Sir,

We present a case of an 81-year-old female presenting with one week worsening dyspnea on exertion and a cold, discolored, numb foot for 2 days. The patient denied chest pain but reported a history consistent with melanotic stools. Her hemoglobin was found to be 3.5 in the emergency department. Electrocardiogram showed 0.5–1.0 mm ST depression in leads II, III, aVF, V4-6 and ST elevation in aVR and V1-2 (Figure 1). Echocardiogram demonstrated a dilated left ventricle with a severely reduced ejection fraction but preserved basal contractile function (Figure 2A: end diastole and B: end systole). Catheterization demonstrated no epicardial coronary artery disease, but occlusion of the distal right popliteal and anterior tibial arteries (Figure 3). The patient was treated with heparin, aspirin, beta-blocker and angiotensin converting enzyme inhibitor.
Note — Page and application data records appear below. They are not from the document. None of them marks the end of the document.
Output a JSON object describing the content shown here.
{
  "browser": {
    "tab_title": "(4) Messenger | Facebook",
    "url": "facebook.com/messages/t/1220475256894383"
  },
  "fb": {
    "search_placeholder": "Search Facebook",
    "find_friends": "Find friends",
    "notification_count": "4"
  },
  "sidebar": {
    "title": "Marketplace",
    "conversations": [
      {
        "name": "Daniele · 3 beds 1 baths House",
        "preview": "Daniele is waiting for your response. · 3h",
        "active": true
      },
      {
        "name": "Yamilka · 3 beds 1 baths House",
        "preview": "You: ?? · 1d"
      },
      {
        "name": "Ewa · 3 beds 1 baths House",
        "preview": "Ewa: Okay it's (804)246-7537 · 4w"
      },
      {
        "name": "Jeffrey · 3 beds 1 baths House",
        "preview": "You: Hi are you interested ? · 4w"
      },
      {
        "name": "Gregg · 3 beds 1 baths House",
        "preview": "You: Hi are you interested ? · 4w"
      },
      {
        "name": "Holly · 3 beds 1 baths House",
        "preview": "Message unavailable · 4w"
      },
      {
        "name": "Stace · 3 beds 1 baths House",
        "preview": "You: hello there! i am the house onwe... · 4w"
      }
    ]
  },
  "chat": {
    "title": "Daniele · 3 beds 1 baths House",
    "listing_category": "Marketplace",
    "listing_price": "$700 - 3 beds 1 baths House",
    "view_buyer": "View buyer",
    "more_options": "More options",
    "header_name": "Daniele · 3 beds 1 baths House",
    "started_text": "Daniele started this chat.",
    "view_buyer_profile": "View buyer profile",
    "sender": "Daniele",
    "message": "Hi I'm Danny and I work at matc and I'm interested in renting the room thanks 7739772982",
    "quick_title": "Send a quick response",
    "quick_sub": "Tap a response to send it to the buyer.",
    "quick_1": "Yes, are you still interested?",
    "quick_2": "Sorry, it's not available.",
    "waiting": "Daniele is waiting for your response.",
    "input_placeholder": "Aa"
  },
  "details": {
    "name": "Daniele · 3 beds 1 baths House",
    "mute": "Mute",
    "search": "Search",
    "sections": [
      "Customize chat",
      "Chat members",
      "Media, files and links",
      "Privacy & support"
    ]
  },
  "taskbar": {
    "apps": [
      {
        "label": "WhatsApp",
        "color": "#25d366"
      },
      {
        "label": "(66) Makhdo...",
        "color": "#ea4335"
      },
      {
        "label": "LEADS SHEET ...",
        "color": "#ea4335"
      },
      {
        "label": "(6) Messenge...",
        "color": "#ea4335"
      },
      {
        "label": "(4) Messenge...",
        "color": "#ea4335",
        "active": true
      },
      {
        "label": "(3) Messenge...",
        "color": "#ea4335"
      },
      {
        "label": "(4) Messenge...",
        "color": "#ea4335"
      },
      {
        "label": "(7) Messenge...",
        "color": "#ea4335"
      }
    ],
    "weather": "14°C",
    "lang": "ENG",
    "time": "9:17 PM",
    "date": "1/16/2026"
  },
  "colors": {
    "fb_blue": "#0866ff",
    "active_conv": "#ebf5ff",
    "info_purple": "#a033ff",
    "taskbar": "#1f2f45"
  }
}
The patient eventually required amputation of her right lower extremity. Gastroenterological workup revealed a colon adenocarcinoma which was successfully resected. Follow-up echocardiogram 4 weeks later demonstrated normal left ventricular ejection fraction (Figures 4A: end diastole and 4B: end systole). The final diagnosis was tako-tsubo cardiomyopathy, precipitated by severe anemia, leading to distal thrombus embolization. Haghi et al.1 reported in this journal the incidence of left ventricular thrombus in the setting of tako-tsubo cardiomyopathy to be 8%. However, they reported no episodes of peripheral embolization due to the left ventricular thrombus. This case illustrates the potential complications associated with thrombus formation found to occur in a minority of tako-tsubo cardiomyopathy cases.

Figure 1.
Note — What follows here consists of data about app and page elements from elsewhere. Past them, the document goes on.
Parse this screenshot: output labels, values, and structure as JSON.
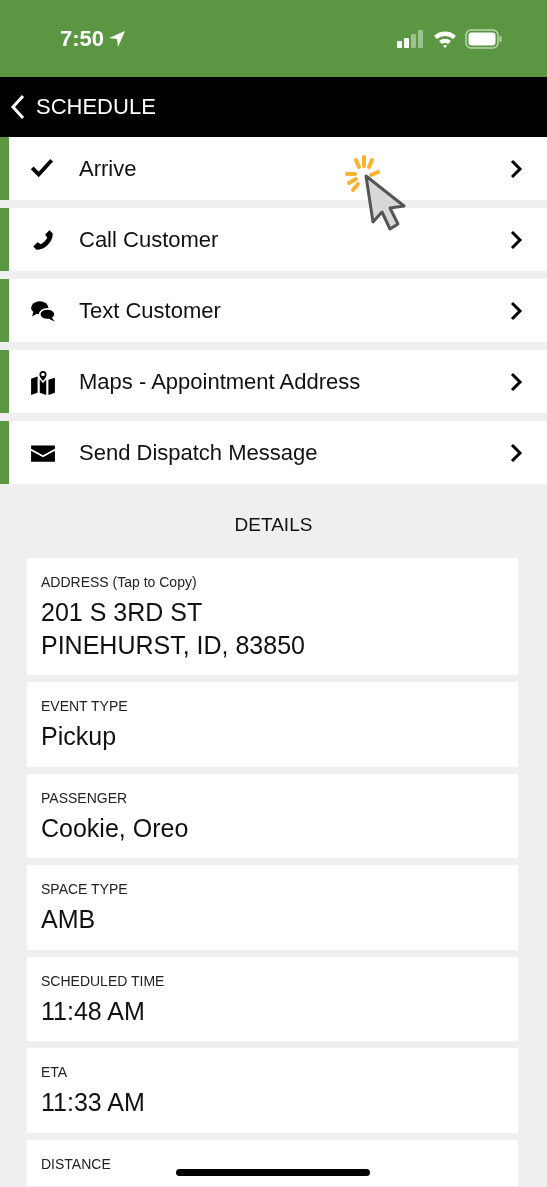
{
  "status_bar": {
    "time": "7:50"
  },
  "nav": {
    "back_label": "SCHEDULE"
  },
  "actions": [
    {
      "label": "Arrive",
      "kind": "check"
    },
    {
      "label": "Call Customer",
      "kind": "phone"
    },
    {
      "label": "Text Customer",
      "kind": "chat"
    },
    {
      "label": "Maps - Appointment Address",
      "kind": "map"
    },
    {
      "label": "Send Dispatch Message",
      "kind": "mail"
    }
  ],
  "details": {
    "heading": "DETAILS",
    "fields": [
      {
        "label": "ADDRESS (Tap to Copy)",
        "value": "201 S 3RD ST\nPINEHURST, ID, 83850"
      },
      {
        "label": "EVENT TYPE",
        "value": "Pickup"
      },
      {
        "label": "PASSENGER",
        "value": "Cookie, Oreo"
      },
      {
        "label": "SPACE TYPE",
        "value": "AMB"
      },
      {
        "label": "SCHEDULED TIME",
        "value": "11:48 AM"
      },
      {
        "label": "ETA",
        "value": "11:33 AM"
      },
      {
        "label": "DISTANCE"
      }
    ]
  }
}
Electrocardiogram showing ST depression in the inferolateral leads and ST elevation in aVR and V1-2.

Figure 1.

Electrocardiogram showing ST depression in the inferolateral leads and ST elevation in aVR and V1-2.

Figure 2.

Echocardiogram (apical four chamber view) demonstrating a dilated left ventricle with severely reduced ejection fraction but preserved basal contractile function. A: end diastole and B: end systole.

Figure 2.

Echocardiogram (apical four chamber view) demonstrating a dilated left ventricle with severely reduced ejection fraction but preserved basal contractile function. A: end diastole and B: end systole.

Figure 3.

Catheterization demonstrating occlusion of the distal right popliteal and anterior tibial arteries.

Figure 3.

Catheterization demonstrating occlusion of the distal right popliteal and anterior tibial arteries.

Figure 4.

Echocardiogram (apical four chamber view) 4 weeks later demonstrating normal left ventricular ejection fraction. A: end diastole and B: end systole.

Figure 4.

Echocardiogram (apical four chamber view) 4 weeks later demonstrating normal left ventricular ejection fraction. A: end diastole and B: end systole.

References

1
Haghi
D
Papavassiliu
T
Heggemann
F
Kaden
JJ
Borggrefe
M
Suselbeck
T
Incidence and clinical significance of left ventricular thrombus in tako-tsubo cardiomyopathy assessed with echocardiography
QJM
 , 
2008
, vol. 
101
 (pg. 
381
-
6
)